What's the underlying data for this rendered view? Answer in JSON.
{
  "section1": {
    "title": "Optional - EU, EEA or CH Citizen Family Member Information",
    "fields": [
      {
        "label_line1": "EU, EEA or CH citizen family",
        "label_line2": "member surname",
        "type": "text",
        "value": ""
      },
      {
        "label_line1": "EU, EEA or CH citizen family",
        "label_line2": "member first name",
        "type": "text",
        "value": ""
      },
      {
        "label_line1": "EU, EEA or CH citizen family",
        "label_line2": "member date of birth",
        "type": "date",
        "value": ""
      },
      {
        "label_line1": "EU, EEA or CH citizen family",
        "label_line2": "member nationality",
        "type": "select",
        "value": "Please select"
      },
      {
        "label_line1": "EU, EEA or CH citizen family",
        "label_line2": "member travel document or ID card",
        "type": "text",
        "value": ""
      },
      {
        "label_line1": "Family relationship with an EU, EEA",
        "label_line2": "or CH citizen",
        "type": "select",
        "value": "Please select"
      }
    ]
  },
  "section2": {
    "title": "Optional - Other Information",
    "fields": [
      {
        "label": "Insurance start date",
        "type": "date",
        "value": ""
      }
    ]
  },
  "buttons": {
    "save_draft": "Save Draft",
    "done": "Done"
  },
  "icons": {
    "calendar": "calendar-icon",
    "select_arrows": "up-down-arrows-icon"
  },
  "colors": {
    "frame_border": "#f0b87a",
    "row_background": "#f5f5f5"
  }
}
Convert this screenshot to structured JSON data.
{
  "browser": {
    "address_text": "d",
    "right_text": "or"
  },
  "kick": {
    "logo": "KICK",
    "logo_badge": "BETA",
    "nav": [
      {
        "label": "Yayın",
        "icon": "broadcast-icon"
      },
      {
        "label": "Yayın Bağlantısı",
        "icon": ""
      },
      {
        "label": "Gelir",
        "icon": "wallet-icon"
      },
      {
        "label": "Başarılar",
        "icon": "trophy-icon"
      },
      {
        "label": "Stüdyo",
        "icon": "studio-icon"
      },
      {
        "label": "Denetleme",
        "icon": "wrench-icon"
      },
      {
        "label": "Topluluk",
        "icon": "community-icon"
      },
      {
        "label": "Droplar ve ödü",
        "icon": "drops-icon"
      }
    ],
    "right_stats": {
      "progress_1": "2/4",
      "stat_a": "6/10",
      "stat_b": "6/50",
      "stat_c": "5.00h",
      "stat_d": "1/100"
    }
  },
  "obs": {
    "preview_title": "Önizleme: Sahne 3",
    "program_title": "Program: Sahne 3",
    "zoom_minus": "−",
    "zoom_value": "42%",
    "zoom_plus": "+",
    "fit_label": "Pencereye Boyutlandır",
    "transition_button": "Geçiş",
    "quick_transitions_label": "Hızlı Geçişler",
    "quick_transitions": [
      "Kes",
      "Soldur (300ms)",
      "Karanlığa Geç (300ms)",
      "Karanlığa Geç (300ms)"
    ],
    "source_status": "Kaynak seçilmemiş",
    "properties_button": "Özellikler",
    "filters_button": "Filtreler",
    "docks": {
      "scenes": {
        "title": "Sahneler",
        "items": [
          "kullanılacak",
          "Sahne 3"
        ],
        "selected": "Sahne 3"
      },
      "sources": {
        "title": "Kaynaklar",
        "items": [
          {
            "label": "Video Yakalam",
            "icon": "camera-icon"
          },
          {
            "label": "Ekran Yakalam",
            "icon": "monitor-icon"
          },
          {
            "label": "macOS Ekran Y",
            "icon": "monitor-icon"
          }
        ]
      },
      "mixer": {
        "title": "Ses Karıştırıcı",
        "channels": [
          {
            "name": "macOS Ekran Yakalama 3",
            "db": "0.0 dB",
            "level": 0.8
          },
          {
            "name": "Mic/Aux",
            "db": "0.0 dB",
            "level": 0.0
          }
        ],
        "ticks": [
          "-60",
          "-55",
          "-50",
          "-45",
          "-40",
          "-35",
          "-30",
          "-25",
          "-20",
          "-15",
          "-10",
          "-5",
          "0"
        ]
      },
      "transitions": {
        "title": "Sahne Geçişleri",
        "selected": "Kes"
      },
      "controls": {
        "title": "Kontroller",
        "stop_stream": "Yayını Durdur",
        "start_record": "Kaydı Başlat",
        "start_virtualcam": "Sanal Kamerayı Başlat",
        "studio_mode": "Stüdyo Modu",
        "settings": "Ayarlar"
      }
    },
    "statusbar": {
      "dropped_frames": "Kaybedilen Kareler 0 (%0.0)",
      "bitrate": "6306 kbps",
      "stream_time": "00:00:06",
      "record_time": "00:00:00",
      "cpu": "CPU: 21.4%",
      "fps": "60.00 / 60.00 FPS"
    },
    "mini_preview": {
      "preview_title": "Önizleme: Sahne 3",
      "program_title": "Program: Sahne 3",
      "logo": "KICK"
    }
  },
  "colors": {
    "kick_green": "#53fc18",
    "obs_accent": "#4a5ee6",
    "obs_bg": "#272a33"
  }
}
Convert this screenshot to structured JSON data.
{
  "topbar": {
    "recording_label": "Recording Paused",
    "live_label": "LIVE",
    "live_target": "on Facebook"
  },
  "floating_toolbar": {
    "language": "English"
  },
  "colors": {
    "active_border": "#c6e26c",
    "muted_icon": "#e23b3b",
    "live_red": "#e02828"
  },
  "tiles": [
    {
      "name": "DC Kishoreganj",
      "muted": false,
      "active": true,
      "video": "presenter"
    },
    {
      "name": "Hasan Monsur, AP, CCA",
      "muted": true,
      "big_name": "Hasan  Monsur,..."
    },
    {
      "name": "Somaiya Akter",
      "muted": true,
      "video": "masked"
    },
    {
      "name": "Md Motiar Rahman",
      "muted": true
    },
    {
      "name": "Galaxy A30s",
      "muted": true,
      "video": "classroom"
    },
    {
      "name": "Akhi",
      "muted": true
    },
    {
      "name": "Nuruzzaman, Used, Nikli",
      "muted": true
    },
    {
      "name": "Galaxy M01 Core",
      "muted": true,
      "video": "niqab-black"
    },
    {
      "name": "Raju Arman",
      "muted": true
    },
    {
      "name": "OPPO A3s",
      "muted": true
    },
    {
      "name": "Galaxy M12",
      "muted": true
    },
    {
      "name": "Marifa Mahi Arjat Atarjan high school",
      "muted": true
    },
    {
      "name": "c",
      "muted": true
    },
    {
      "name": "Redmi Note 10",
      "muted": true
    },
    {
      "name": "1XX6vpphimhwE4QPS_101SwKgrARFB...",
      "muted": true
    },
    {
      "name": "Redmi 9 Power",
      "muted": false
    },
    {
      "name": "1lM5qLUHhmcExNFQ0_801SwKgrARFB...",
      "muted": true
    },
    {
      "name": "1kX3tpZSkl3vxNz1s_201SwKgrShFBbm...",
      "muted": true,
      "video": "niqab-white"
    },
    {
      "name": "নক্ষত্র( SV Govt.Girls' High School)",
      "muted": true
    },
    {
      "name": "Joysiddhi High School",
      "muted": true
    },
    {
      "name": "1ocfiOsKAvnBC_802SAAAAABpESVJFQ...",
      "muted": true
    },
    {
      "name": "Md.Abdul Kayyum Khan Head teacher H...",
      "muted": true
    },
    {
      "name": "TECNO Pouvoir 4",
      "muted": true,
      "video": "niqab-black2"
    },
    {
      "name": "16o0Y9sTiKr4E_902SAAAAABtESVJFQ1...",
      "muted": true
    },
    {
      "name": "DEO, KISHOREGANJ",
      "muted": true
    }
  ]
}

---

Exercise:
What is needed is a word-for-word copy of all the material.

Expected answer:
What's the underlying data for this rendered view? Answer in JSON.
{
  "section1": {
    "title": "Optional - EU, EEA or CH Citizen Family Member Information",
    "fields": [
      {
        "label_line1": "EU, EEA or CH citizen family",
        "label_line2": "member surname",
        "type": "text",
        "value": ""
      },
      {
        "label_line1": "EU, EEA or CH citizen family",
        "label_line2": "member first name",
        "type": "text",
        "value": ""
      },
      {
        "label_line1": "EU, EEA or CH citizen family",
        "label_line2": "member date of birth",
        "type": "date",
        "value": ""
      },
      {
        "label_line1": "EU, EEA or CH citizen family",
        "label_line2": "member nationality",
        "type": "select",
        "value": "Please select"
      },
      {
        "label_line1": "EU, EEA or CH citizen family",
        "label_line2": "member travel document or ID card",
        "type": "text",
        "value": ""
      },
      {
        "label_line1": "Family relationship with an EU, EEA",
        "label_line2": "or CH citizen",
        "type": "select",
        "value": "Please select"
      }
    ]
  },
  "section2": {
    "title": "Optional - Other Information",
    "fields": [
      {
        "label": "Insurance start date",
        "type": "date",
        "value": ""
      }
    ]
  },
  "buttons": {
    "save_draft": "Save Draft",
    "done": "Done"
  },
  "icons": {
    "calendar": "calendar-icon",
    "select_arrows": "up-down-arrows-icon"
  },
  "colors": {
    "frame_border": "#f0b87a",
    "row_background": "#f5f5f5"
  }
}
Convert this screenshot to structured JSON data.
{
  "browser": {
    "address_text": "d",
    "right_text": "or"
  },
  "kick": {
    "logo": "KICK",
    "logo_badge": "BETA",
    "nav": [
      {
        "label": "Yayın",
        "icon": "broadcast-icon"
      },
      {
        "label": "Yayın Bağlantısı",
        "icon": ""
      },
      {
        "label": "Gelir",
        "icon": "wallet-icon"
      },
      {
        "label": "Başarılar",
        "icon": "trophy-icon"
      },
      {
        "label": "Stüdyo",
        "icon": "studio-icon"
      },
      {
        "label": "Denetleme",
        "icon": "wrench-icon"
      },
      {
        "label": "Topluluk",
        "icon": "community-icon"
      },
      {
        "label": "Droplar ve ödü",
        "icon": "drops-icon"
      }
    ],
    "right_stats": {
      "progress_1": "2/4",
      "stat_a": "6/10",
      "stat_b": "6/50",
      "stat_c": "5.00h",
      "stat_d": "1/100"
    }
  },
  "obs": {
    "preview_title": "Önizleme: Sahne 3",
    "program_title": "Program: Sahne 3",
    "zoom_minus": "−",
    "zoom_value": "42%",
    "zoom_plus": "+",
    "fit_label": "Pencereye Boyutlandır",
    "transition_button": "Geçiş",
    "quick_transitions_label": "Hızlı Geçişler",
    "quick_transitions": [
      "Kes",
      "Soldur (300ms)",
      "Karanlığa Geç (300ms)",
      "Karanlığa Geç (300ms)"
    ],
    "source_status": "Kaynak seçilmemiş",
    "properties_button": "Özellikler",
    "filters_button": "Filtreler",
    "docks": {
      "scenes": {
        "title": "Sahneler",
        "items": [
          "kullanılacak",
          "Sahne 3"
        ],
        "selected": "Sahne 3"
      },
      "sources": {
        "title": "Kaynaklar",
        "items": [
          {
            "label": "Video Yakalam",
            "icon": "camera-icon"
          },
          {
            "label": "Ekran Yakalam",
            "icon": "monitor-icon"
          },
          {
            "label": "macOS Ekran Y",
            "icon": "monitor-icon"
          }
        ]
      },
      "mixer": {
        "title": "Ses Karıştırıcı",
        "channels": [
          {
            "name": "macOS Ekran Yakalama 3",
            "db": "0.0 dB",
            "level": 0.8
          },
          {
            "name": "Mic/Aux",
            "db": "0.0 dB",
            "level": 0.0
          }
        ],
        "ticks": [
          "-60",
          "-55",
          "-50",
          "-45",
          "-40",
          "-35",
          "-30",
          "-25",
          "-20",
          "-15",
          "-10",
          "-5",
          "0"
        ]
      },
      "transitions": {
        "title": "Sahne Geçişleri",
        "selected": "Kes"
      },
      "controls": {
        "title": "Kontroller",
        "stop_stream": "Yayını Durdur",
        "start_record": "Kaydı Başlat",
        "start_virtualcam": "Sanal Kamerayı Başlat",
        "studio_mode": "Stüdyo Modu",
        "settings": "Ayarlar"
      }
    },
    "statusbar": {
      "dropped_frames": "Kaybedilen Kareler 0 (%0.0)",
      "bitrate": "6306 kbps",
      "stream_time": "00:00:06",
      "record_time": "00:00:00",
      "cpu": "CPU: 21.4%",
      "fps": "60.00 / 60.00 FPS"
    },
    "mini_preview": {
      "preview_title": "Önizleme: Sahne 3",
      "program_title": "Program: Sahne 3",
      "logo": "KICK"
    }
  },
  "colors": {
    "kick_green": "#53fc18",
    "obs_accent": "#4a5ee6",
    "obs_bg": "#272a33"
  }
}
Convert this screenshot to structured JSON data.
{
  "topbar": {
    "recording_label": "Recording Paused",
    "live_label": "LIVE",
    "live_target": "on Facebook"
  },
  "floating_toolbar": {
    "language": "English"
  },
  "colors": {
    "active_border": "#c6e26c",
    "muted_icon": "#e23b3b",
    "live_red": "#e02828"
  },
  "tiles": [
    {
      "name": "DC Kishoreganj",
      "muted": false,
      "active": true,
      "video": "presenter"
    },
    {
      "name": "Hasan Monsur, AP, CCA",
      "muted": true,
      "big_name": "Hasan  Monsur,..."
    },
    {
      "name": "Somaiya Akter",
      "muted": true,
      "video": "masked"
    },
    {
      "name": "Md Motiar Rahman",
      "muted": true
    },
    {
      "name": "Galaxy A30s",
      "muted": true,
      "video": "classroom"
    },
    {
      "name": "Akhi",
      "muted": true
    },
    {
      "name": "Nuruzzaman, Used, Nikli",
      "muted": true
    },
    {
      "name": "Galaxy M01 Core",
      "muted": true,
      "video": "niqab-black"
    },
    {
      "name": "Raju Arman",
      "muted": true
    },
    {
      "name": "OPPO A3s",
      "muted": true
    },
    {
      "name": "Galaxy M12",
      "muted": true
    },
    {
      "name": "Marifa Mahi Arjat Atarjan high school",
      "muted": true
    },
    {
      "name": "c",
      "muted": true
    },
    {
      "name": "Redmi Note 10",
      "muted": true
    },
    {
      "name": "1XX6vpphimhwE4QPS_101SwKgrARFB...",
      "muted": true
    },
    {
      "name": "Redmi 9 Power",
      "muted": false
    },
    {
      "name": "1lM5qLUHhmcExNFQ0_801SwKgrARFB...",
      "muted": true
    },
    {
      "name": "1kX3tpZSkl3vxNz1s_201SwKgrShFBbm...",
      "muted": true,
      "video": "niqab-white"
    },
    {
      "name": "নক্ষত্র( SV Govt.Girls' High School)",
      "muted": true
    },
    {
      "name": "Joysiddhi High School",
      "muted": true
    },
    {
      "name": "1ocfiOsKAvnBC_802SAAAAABpESVJFQ...",
      "muted": true
    },
    {
      "name": "Md.Abdul Kayyum Khan Head teacher H...",
      "muted": true
    },
    {
      "name": "TECNO Pouvoir 4",
      "muted": true,
      "video": "niqab-black2"
    },
    {
      "name": "16o0Y9sTiKr4E_902SAAAAABtESVJFQ1...",
      "muted": true
    },
    {
      "name": "DEO, KISHOREGANJ",
      "muted": true
    }
  ]
}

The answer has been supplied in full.